Additionally, Atmel is the leader in sensor hubs, which enable sensor fusion. Sensor fusion leads to more accurate readings of the movements, locations, temperatures, etc., of an object, all while increasing the battery life of the product despite the always-on capabilities.

At Atmel, we believe that these technologies are allowing OEMs and developers to create best-in-class products that let industry leaders create what they have always imagined.

Wong: Atmel recently announced the latest in touch with the introduction of the mXT106xT family. Can you elaborate?

Those interested in reading the complete interview can head over to Electronic Design here. You may also want to check out Patrick Hanley’s recent post on what factors to consider when selecting your next touch-enabled device.

 

4 in 10 smartphones will have flexible displays by 2018

According to market research firm DisplaySearch, the share of flexible smartphones in the overall smartphone market is expected to reach 40% in 2018, up from merely 0.2% last year. This should come with little surprise following recent analyst forecasts projecting the flexible display market to cross the $3.89 billion threshold by 2020 – growing at an impressively high CAGR from 2014 to 2020.

flexible-touchscreen-could-prompt-sleeker-curvier-tablets-smartphones-c521effb4f

It should also be noted that Jennifer Colegrove, who owns Touch Display Research in Santa Clara, California, says the potential market for XSense and similar technologies will increase from $200 million in 2013 to $4 billion by 2020, primarily for tablet computers and other larger mobile devices.

So far, tech giants Samsung and LG have jumped into the curved smartphone waters as seen during last October’s unveilings of both the Galaxy Round and LG G-Flex, respectively.

“Touchscreens that are thin, light, responsive, sleek and flexible create a multitude of possibilities for the future of design beyond familiar industrial and consumer applications, including wearables, mobile devices, automotive infotainment and other curved surfaces,” explained Jalil Shaikh, Atmel’s Vice President and GM.

As we’ve previously discussed on Bits & Pieces, Atmel’s XSense continues to play a role in the rapidly evolving flexible display market. Essentially, XSense is a high-performance, highly flexible touch sensor which allows engineers to design devices with curved surfaces and even add functionality along product edges. This offers manufacturers the capability to build light-weight, sleek, edgeless smartphones, tablets and other touch-enabled devices.
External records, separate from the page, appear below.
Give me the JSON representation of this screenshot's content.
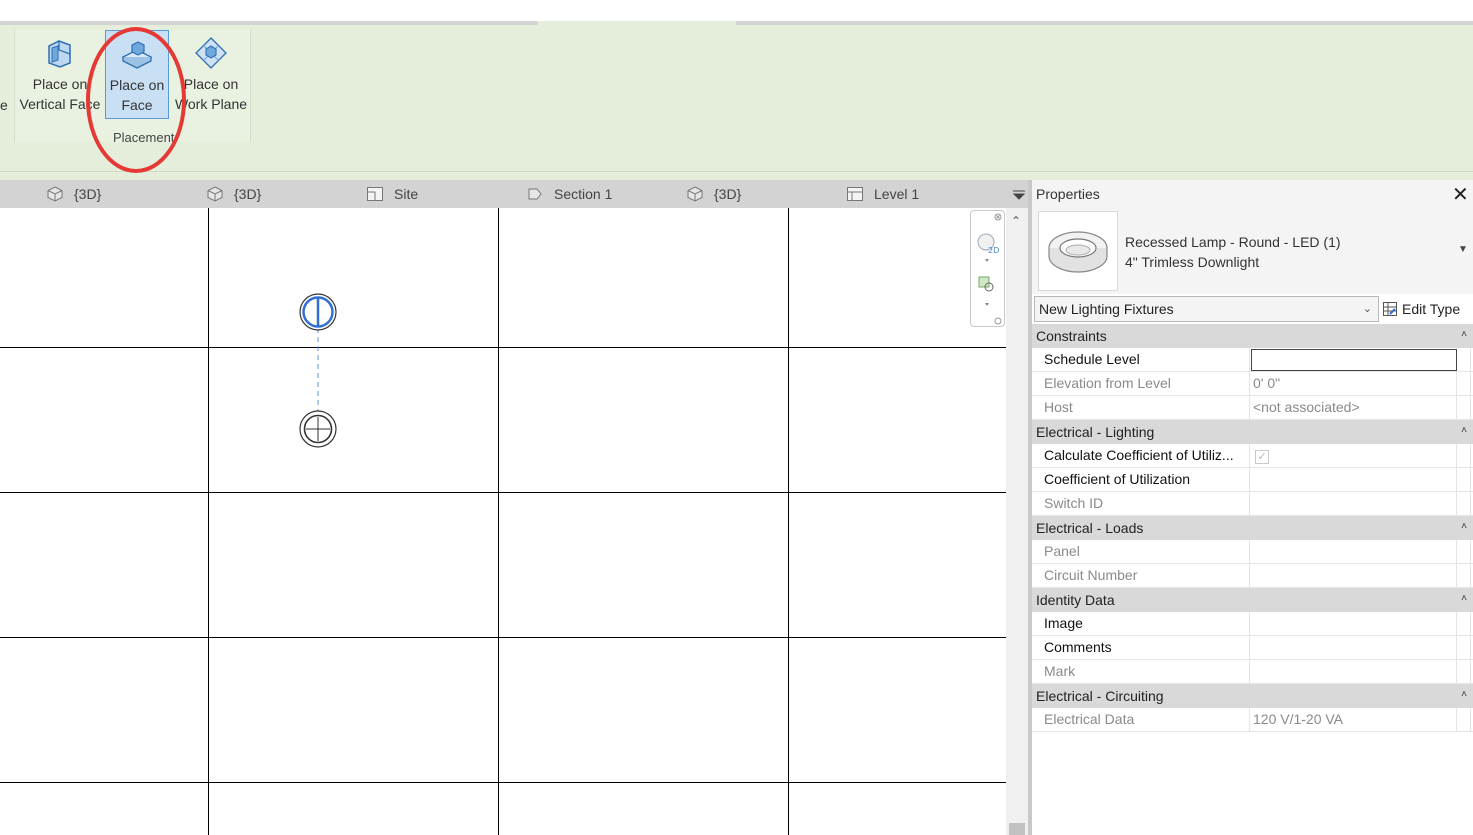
{
  "ribbon": {
    "cut_label": "e",
    "buttons": [
      {
        "line1": "Place on",
        "line2": "Vertical Face",
        "icon": "vertical-face-icon"
      },
      {
        "line1": "Place on",
        "line2": "Face",
        "icon": "face-icon",
        "active": true
      },
      {
        "line1": "Place on",
        "line2": "Work Plane",
        "icon": "work-plane-icon"
      }
    ],
    "panel_title": "Placement"
  },
  "view_tabs": [
    {
      "label": "{3D}",
      "icon": "3d-view-icon"
    },
    {
      "label": "{3D}",
      "icon": "3d-view-icon"
    },
    {
      "label": "Site",
      "icon": "plan-view-icon"
    },
    {
      "label": "Section 1",
      "icon": "section-view-icon"
    },
    {
      "label": "{3D}",
      "icon": "3d-view-icon"
    },
    {
      "label": "Level 1",
      "icon": "plan-view-icon"
    }
  ],
  "properties": {
    "title": "Properties",
    "type_line1": "Recessed Lamp - Round - LED (1)",
    "type_line2": "4\" Trimless Downlight",
    "filter": "New Lighting Fixtures",
    "edit_type": "Edit Type",
    "sections": [
      {
        "name": "Constraints",
        "rows": [
          {
            "name": "Schedule Level",
            "value": "",
            "editing": true,
            "dim": false
          },
          {
            "name": "Elevation from Level",
            "value": "0'  0\"",
            "dim": true
          },
          {
            "name": "Host",
            "value": "<not associated>",
            "dim": true
          }
        ]
      },
      {
        "name": "Electrical - Lighting",
        "rows": [
          {
            "name": "Calculate Coefficient of Utiliz...",
            "value": "",
            "checkbox": true,
            "dim": false
          },
          {
            "name": "Coefficient of Utilization",
            "value": "",
            "dim": false
          },
          {
            "name": "Switch ID",
            "value": "",
            "dim": true
          }
        ]
      },
      {
        "name": "Electrical - Loads",
        "rows": [
          {
            "name": "Panel",
            "value": "",
            "dim": true
          },
          {
            "name": "Circuit Number",
            "value": "",
            "dim": true
          }
        ]
      },
      {
        "name": "Identity Data",
        "rows": [
          {
            "name": "Image",
            "value": "",
            "dim": false
          },
          {
            "name": "Comments",
            "value": "",
            "dim": false
          },
          {
            "name": "Mark",
            "value": "",
            "dim": true
          }
        ]
      },
      {
        "name": "Electrical - Circuiting",
        "rows": [
          {
            "name": "Electrical Data",
            "value": "120 V/1-20 VA",
            "dim": true
          }
        ]
      }
    ]
  },
  "colors": {
    "ribbon_bg": "#e4eedb",
    "active_button": "#c9dff3",
    "highlight_circle": "#e53935",
    "fixture_blue": "#2f6fd6"
  }
}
Last month, EDN China selected XSense as a “Top 10 Most Influential Technologies for the Future.”

xsense_banner_980x374

Interested in learning more about Atmel’s XSense? Head on over to Bits & Pieces article archive on the subject here or check out what some Makers are envisioning a future of flexible displays.

Atmel kicks off ToT selfie sweepstakes


Snap, smile and click! Atmel has kicked off its long-awaited Tech on Tour (ToT) selfie sweepstakes

So if you are attending one of our ToT events, or happen to see us stopping to refuel, be sure to come on over and take a selfie with the Atmel crew and our tech-packed mobile trailer. Don’t be camera shy, because you could win a brand new Samsung Galaxy Tab 3!

You can click here for additional details.

As we’ve previously discussed on Bits & Pieces, our tricked-out ToT mobile trailer allows visitors to interact with a wide range of next-gen Atmel tech, including AVR and ARM based microcontrollersautomotive and crypto solutions,microprocessorsInternet Of Things (IoT) productswearable devices3D printerstouch sensors and XSense. 

If you don’t see a stop near you and think your city would enjoy Atmel’s traveling show, be sure to request one and we’ll see what we can do.

This weekend, Atmel’s ToT will be at SXSW in Austin, Texas. We’re based at the Hyatt Regency Austin from March 7-9, 2014, so be sure to stop by during the show to see our latest demos.

More specifically, you can check out:

In addition, we’re proud to host a guest appearance by Autodesk, the very same folks behind the world famous Instructables and 123D Circuits.

Interested in learning more about Atmel’s tech on tour? You can check out our official ToT page here.